> [Extracted records]
---+---
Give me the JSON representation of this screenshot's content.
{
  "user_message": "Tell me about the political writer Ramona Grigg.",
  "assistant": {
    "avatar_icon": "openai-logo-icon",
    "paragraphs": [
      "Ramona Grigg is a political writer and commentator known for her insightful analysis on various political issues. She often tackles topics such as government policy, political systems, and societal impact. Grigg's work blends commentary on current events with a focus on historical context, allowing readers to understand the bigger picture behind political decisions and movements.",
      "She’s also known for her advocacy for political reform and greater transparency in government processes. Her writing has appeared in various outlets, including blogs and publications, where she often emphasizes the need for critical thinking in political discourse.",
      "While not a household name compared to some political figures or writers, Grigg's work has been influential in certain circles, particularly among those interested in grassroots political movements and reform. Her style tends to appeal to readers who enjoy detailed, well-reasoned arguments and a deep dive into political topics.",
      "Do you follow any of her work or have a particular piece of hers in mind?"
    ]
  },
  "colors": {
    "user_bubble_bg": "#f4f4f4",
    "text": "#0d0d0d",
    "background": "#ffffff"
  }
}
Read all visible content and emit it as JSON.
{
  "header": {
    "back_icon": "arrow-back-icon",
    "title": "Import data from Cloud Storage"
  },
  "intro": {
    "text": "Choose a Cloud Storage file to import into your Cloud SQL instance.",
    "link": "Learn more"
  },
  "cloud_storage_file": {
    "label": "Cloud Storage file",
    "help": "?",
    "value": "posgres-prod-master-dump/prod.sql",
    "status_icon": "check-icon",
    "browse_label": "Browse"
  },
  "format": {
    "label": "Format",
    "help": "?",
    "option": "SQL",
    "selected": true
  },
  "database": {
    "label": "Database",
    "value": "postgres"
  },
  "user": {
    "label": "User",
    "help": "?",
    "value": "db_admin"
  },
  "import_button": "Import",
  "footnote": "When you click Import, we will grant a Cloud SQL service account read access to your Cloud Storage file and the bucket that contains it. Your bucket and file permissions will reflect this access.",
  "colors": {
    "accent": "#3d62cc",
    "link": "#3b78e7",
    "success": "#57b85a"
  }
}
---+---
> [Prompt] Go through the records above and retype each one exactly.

> [Worked solution]
Give me the JSON representation of this screenshot's content.
{
  "user_message": "Tell me about the political writer Ramona Grigg.",
  "assistant": {
    "avatar_icon": "openai-logo-icon",
    "paragraphs": [
      "Ramona Grigg is a political writer and commentator known for her insightful analysis on various political issues. She often tackles topics such as government policy, political systems, and societal impact. Grigg's work blends commentary on current events with a focus on historical context, allowing readers to understand the bigger picture behind political decisions and movements.",
      "She’s also known for her advocacy for political reform and greater transparency in government processes. Her writing has appeared in various outlets, including blogs and publications, where she often emphasizes the need for critical thinking in political discourse.",
      "While not a household name compared to some political figures or writers, Grigg's work has been influential in certain circles, particularly among those interested in grassroots political movements and reform. Her style tends to appeal to readers who enjoy detailed, well-reasoned arguments and a deep dive into political topics.",
      "Do you follow any of her work or have a particular piece of hers in mind?"
    ]
  },
  "colors": {
    "user_bubble_bg": "#f4f4f4",
    "text": "#0d0d0d",
    "background": "#ffffff"
  }
}
Read all visible content and emit it as JSON.
{
  "header": {
    "back_icon": "arrow-back-icon",
    "title": "Import data from Cloud Storage"
  },
  "intro": {
    "text": "Choose a Cloud Storage file to import into your Cloud SQL instance.",
    "link": "Learn more"
  },
  "cloud_storage_file": {
    "label": "Cloud Storage file",
    "help": "?",
    "value": "posgres-prod-master-dump/prod.sql",
    "status_icon": "check-icon",
    "browse_label": "Browse"
  },
  "format": {
    "label": "Format",
    "help": "?",
    "option": "SQL",
    "selected": true
  },
  "database": {
    "label": "Database",
    "value": "postgres"
  },
  "user": {
    "label": "User",
    "help": "?",
    "value": "db_admin"
  },
  "import_button": "Import",
  "footnote": "When you click Import, we will grant a Cloud SQL service account read access to your Cloud Storage file and the bucket that contains it. Your bucket and file permissions will reflect this access.",
  "colors": {
    "accent": "#3d62cc",
    "link": "#3b78e7",
    "success": "#57b85a"
  }
}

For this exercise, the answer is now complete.